At first glance, the De Grisogono Meccanico DG, looks like your good-quality digital watch. Look again!
This hand wound watch is actually entirely mechanical, with absolutely no digital components.
How does it work? The upper half of the watch is your conventional analog display, and the bottom portion is a numerical display controlled by 651 mechanical components. 23 cams connected to a set of gears collaborate in unison to trigger the change of hours and minutes The digital display utilizes 23 horizontally and vertically positioned micro segments. The Vertical segments are 9 mm high and weigh 25 milligrams. The Horizontal segments are 2.90 mm lengthwise and weigh a mere 10 milligrams. The segments have four sides: two opposing visible faces with colored strips and two opposing unmarked faces. As the time changed, the segments rotate by 90°, thereby displaying the correct change. The change, which can include 1 to 12 segments, occur in a blink of an eye.
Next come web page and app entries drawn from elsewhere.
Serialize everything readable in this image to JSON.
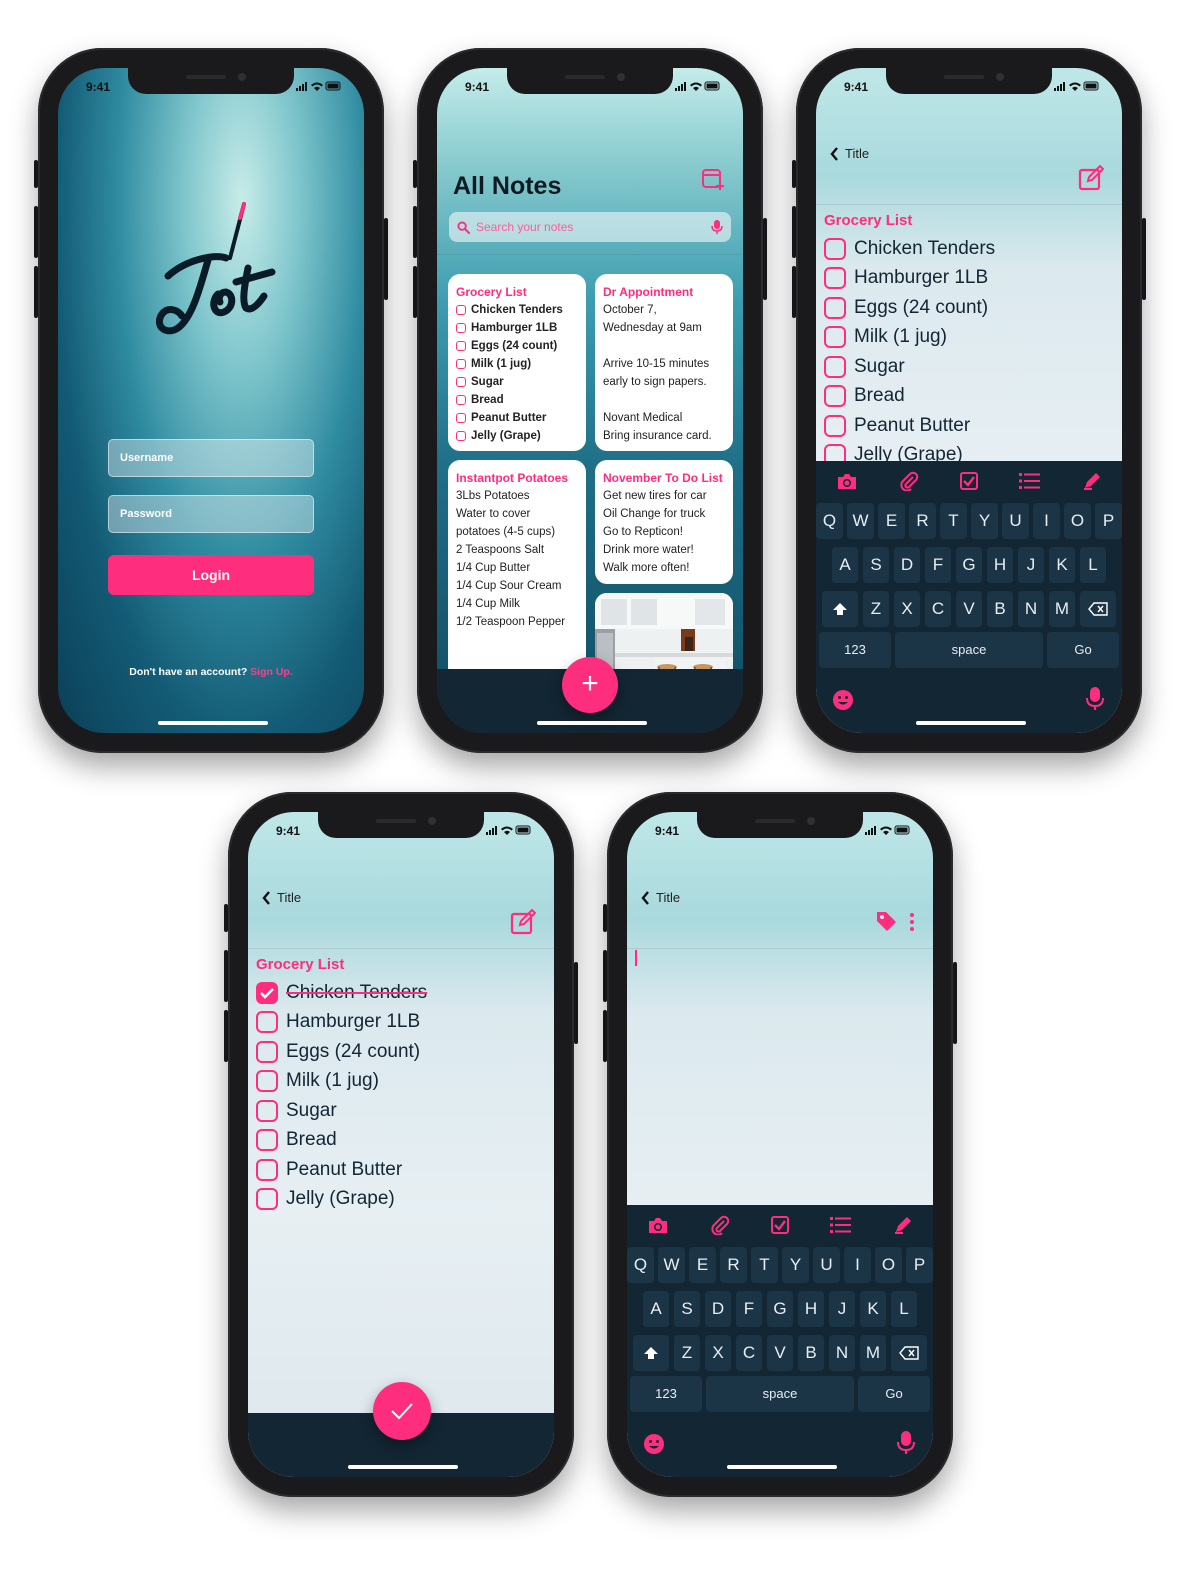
{
  "status": {
    "time": "9:41"
  },
  "login": {
    "username_placeholder": "Username",
    "password_placeholder": "Password",
    "login_label": "Login",
    "signup_prompt": "Don't have an account?",
    "signup_link": "Sign Up."
  },
  "all_notes": {
    "title": "All Notes",
    "search_placeholder": "Search your notes",
    "cards": [
      {
        "title": "Grocery List",
        "items": [
          "Chicken Tenders",
          "Hamburger 1LB",
          "Eggs (24 count)",
          "Milk (1 jug)",
          "Sugar",
          "Bread",
          "Peanut Butter",
          "Jelly (Grape)"
        ]
      },
      {
        "title": "Dr Appointment",
        "lines": [
          "October 7,",
          "Wednesday at 9am",
          "",
          "Arrive 10-15 minutes",
          "early to sign papers.",
          "",
          "Novant Medical",
          "Bring insurance card."
        ]
      },
      {
        "title": "Instantpot Potatoes",
        "lines": [
          "3Lbs Potatoes",
          "Water to cover",
          "potatoes (4-5 cups)",
          "2 Teaspoons Salt",
          "1/4 Cup Butter",
          "1/4 Cup Sour Cream",
          "1/4 Cup Milk",
          "1/2 Teaspoon Pepper"
        ]
      },
      {
        "title": "November To Do List",
        "lines": [
          "Get new tires for car",
          "Oil Change for truck",
          "Go to Repticon!",
          "Drink more water!",
          "Walk more often!"
        ]
      }
    ],
    "fab": "+"
  },
  "editor": {
    "back_label": "Title",
    "list_title": "Grocery List",
    "items": [
      "Chicken Tenders",
      "Hamburger 1LB",
      "Eggs (24 count)",
      "Milk (1 jug)",
      "Sugar",
      "Bread",
      "Peanut Butter",
      "Jelly (Grape)"
    ]
  },
  "keyboard": {
    "row1": [
      "Q",
      "W",
      "E",
      "R",
      "T",
      "Y",
      "U",
      "I",
      "O",
      "P"
    ],
    "row2": [
      "A",
      "S",
      "D",
      "F",
      "G",
      "H",
      "J",
      "K",
      "L"
    ],
    "row3": [
      "Z",
      "X",
      "C",
      "V",
      "B",
      "N",
      "M"
    ],
    "numbers": "123",
    "space": "space",
    "go": "Go"
  },
  "colors": {
    "accent": "#ff2d7e",
    "dark": "#132634"
  }
}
The watches digital numbers provide an illusion of the quartz watch, as the strips create a vivid contrast to the interior blackness of the watch.
For the skeptics in our midst De Griscono has crafted a transparent dial plate, so that the intricate mechanical workings of the timepiece can be carefully scrutinized.
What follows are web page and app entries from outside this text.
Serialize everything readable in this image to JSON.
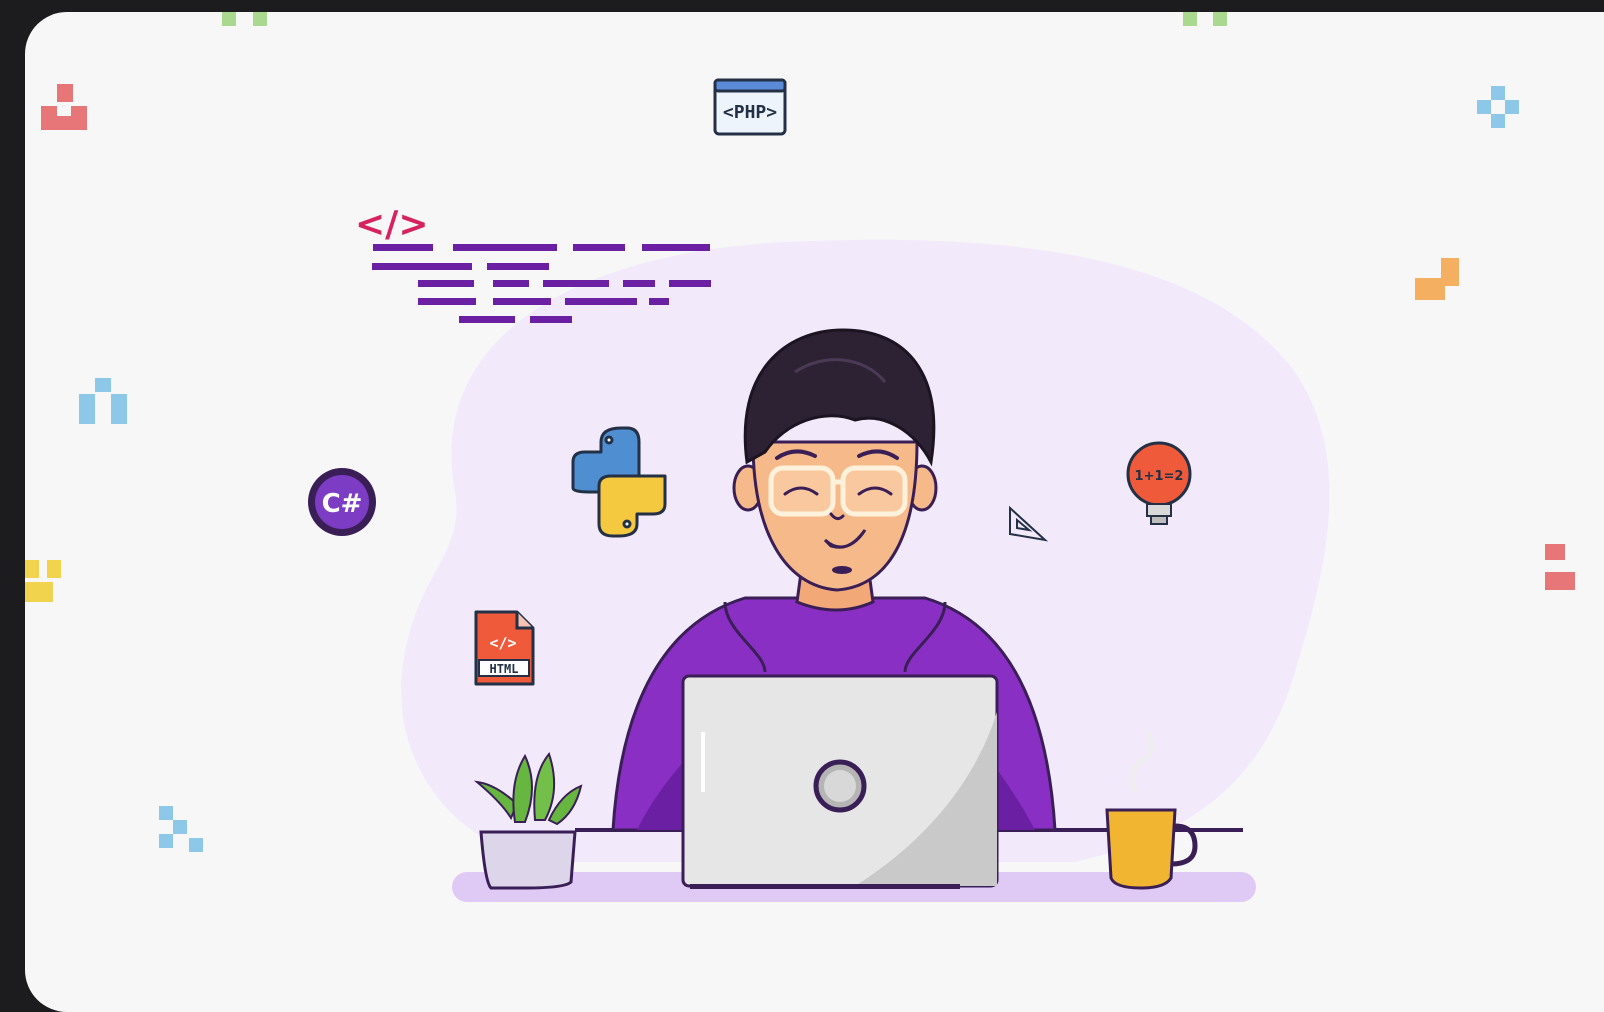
{
  "illustration": {
    "php_badge_label": "<PHP>",
    "code_tag_label": "</>",
    "csharp_label": "C#",
    "html_file_tag": "</>",
    "html_file_label": "HTML",
    "bulb_equation": "1+1=2"
  },
  "colors": {
    "background": "#f7f7f8",
    "blob": "#f1e9fb",
    "shirt": "#8a2fc4",
    "shirt_dark": "#6b1fa3",
    "desk": "#dfc9f5",
    "code_lines": "#6b1fa3",
    "code_tag": "#d6235f",
    "hair": "#2d2233",
    "skin": "#f6b98a",
    "glasses": "#fff2dc",
    "laptop": "#e6e6e6",
    "mug": "#f2b531",
    "plant": "#66b640",
    "bulb": "#ef5a3a",
    "python_blue": "#4f8fd1",
    "python_yellow": "#f4c93f",
    "csharp": "#7c3cc4"
  }
}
This watch is an interesting piece as it is a true testament to the survival of the mechanical watches. In a previous blog of mine, I wrote about the quartz scare of the late 1960's early 1970's. A difficult time for mechanical watch manufacturers. A time when they thought they would lose all they had accomplished to a "Quartz Generation. This Watch testifies to the survival and the recent revival of Mechanical Watches.
This watch boasts a 35 hour power reserve, quite remarkable if you think about the two completely different displays.
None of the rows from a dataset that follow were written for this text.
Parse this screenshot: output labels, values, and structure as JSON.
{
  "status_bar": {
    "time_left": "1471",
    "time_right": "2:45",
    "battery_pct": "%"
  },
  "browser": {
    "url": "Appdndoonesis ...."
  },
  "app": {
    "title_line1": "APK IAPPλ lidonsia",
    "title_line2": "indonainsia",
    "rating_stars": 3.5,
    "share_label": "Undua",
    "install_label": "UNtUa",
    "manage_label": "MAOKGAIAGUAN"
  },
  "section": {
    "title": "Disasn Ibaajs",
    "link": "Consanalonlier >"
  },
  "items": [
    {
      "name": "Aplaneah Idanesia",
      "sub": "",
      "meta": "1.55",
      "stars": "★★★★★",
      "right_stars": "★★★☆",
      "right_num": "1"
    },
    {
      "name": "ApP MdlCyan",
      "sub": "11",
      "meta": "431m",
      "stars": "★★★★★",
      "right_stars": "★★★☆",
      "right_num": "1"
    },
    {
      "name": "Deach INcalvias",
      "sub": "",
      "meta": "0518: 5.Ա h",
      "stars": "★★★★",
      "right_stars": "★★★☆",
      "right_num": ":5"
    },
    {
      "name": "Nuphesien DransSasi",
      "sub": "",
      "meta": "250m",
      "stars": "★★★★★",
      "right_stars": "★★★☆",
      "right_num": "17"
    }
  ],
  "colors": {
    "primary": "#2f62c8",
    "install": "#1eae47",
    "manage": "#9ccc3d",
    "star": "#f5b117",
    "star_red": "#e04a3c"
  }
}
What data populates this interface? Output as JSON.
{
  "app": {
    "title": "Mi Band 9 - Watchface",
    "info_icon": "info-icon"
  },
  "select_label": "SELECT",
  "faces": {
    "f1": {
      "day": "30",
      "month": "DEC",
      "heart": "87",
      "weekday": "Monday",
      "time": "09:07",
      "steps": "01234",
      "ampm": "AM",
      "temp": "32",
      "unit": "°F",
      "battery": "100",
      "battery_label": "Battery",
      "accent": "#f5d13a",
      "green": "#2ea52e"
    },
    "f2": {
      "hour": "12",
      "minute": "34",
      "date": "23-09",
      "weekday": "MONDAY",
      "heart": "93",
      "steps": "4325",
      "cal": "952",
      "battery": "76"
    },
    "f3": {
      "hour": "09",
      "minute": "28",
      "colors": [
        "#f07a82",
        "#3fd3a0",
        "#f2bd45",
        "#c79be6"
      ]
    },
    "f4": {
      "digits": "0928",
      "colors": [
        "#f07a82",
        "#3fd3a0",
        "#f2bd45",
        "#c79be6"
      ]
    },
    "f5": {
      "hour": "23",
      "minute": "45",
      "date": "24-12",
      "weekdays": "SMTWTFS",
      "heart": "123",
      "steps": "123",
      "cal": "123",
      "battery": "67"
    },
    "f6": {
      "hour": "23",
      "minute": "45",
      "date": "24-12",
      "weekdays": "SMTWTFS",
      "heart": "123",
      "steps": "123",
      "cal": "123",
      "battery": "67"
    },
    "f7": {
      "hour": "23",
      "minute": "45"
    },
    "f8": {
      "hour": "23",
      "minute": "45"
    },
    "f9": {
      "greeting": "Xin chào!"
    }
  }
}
The De Grisogono Meccanico timepeices are limited edition of just 177 exceptional timepieces. Available in titanium, titanium and red gold, titanium and rubber and titanium and platinum.